And so he did. Though I had never said a word to this gentleman in annoyance, I certainly had thought it. But once we began talking, all of that disappeared. This man whom I had just met was my Brother, and deserved better. The appointment went well, we had a great conversation, and parted as friends. It was only later as I replayed the incident over in my mind did I come to the realization that I had been wrong all along. I didn’t just owe a good and friendly attitude to the man simply because he was a Mason - I owed it to him simply because I was a Mason.
The term “traveling man” is most likely a reference for an ancient stonemason, who would travel great distances in search of work. Often times, this would involve journeys to neighboring lands, where the worker was unknown or unfamiliar with local customs. In such instances, could the man in search of work afford to be arrogant or surly? Of course not. He constantly needed to be mindful of his greatest commodity - himself. That, friends, made him an ambassador.

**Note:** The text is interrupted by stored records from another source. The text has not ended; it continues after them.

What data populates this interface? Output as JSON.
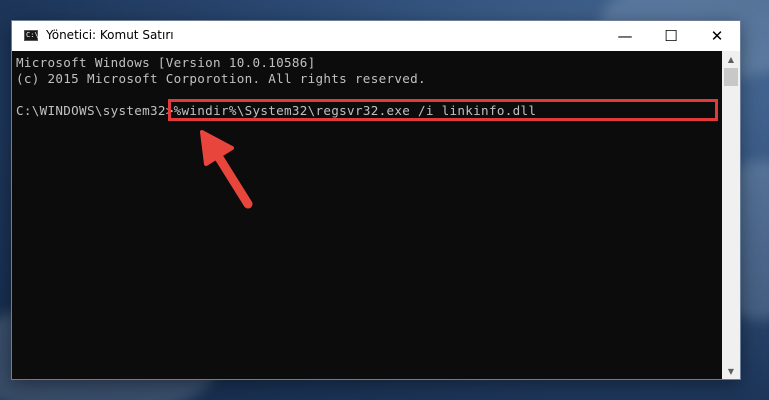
{
  "window": {
    "title": "Yönetici: Komut Satırı",
    "app_icon_label": "C:\\",
    "controls": {
      "minimize": "—",
      "maximize": "☐",
      "close": "✕"
    }
  },
  "console": {
    "lines": [
      "Microsoft Windows [Version 10.0.10586]",
      "(c) 2015 Microsoft Corporotion. All rights reserved."
    ],
    "prompt": "C:\\WINDOWS\\system32>",
    "command": "%windir%\\System32\\regsvr32.exe /i linkinfo.dll"
  },
  "scrollbar": {
    "up_arrow": "▲",
    "down_arrow": "▼"
  },
  "colors": {
    "console_background": "#0c0c0c",
    "console_text": "#c0c0c0",
    "highlight_border": "#e03a3a",
    "arrow": "#e8453c"
  },
  "icons": {
    "app": "cmd-icon",
    "annotation": "red-arrow-icon"
  }
}
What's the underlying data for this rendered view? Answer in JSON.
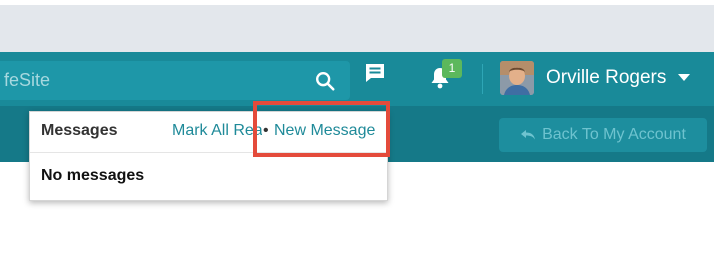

And we are no different. It’s almost expected to see Masonic ties, rings, lapel pins, and other adornments at Lodge events in the United States. In fact, we’re almost cavalier with the fact that we drape ourselves in the trappings of the greatest Fraternity on earth and forget to live like what we so boldly profess to be. Brethren, to travel is to expand your mind; experience new sensations; meet new people; step outside of your comfort zone; to see the world from a different perspective. As Twain said, it is a means of casting off the mundane trappings of your usual surroundings and drinking in something new. But don’t forget that equally as important as being a Masonic ambassador when traveling in different jurisdictions, is being that same Masonic ambassador on your own turf. Those Masonic emblems are still on your car (mine, too) when you cut someone off in traffic and offer them that special salute as you pass. You’re still wearing that ring and that tie when you’re grumbling about dues or speaking unkindly about someone behind his back. Remember, you don’t stop being a Freemason simply by going home. I have been approached on the job because of the emblem on my car; in a restaurant in another state because of the symbol on my shirt; on an airplane because of the ring on my finger. And each time I felt like an ambassador for Freemasonry, and was proud to play that part. Brethren, every time you put on Masonic dress, be it a tie, a jewel, or an apron, you are acting as a Masonic ambassador, whether you are in your home Lodge, or in some faraway jurisdiction. But you are also a Masonic ambassador when you’re at work, on vacation, or at home with family and friends. The Lodge in your heart, where you were first made a Mason, is always with you, and you should represent it proudly.
Remember the words of the Closing Charge: “And these generous principles are to extend farther. Every human being has a claim upon your kind offices. So that we enjoin it upon you: do good unto all, while we recommend it more especially to those who are of the household of the faithful.”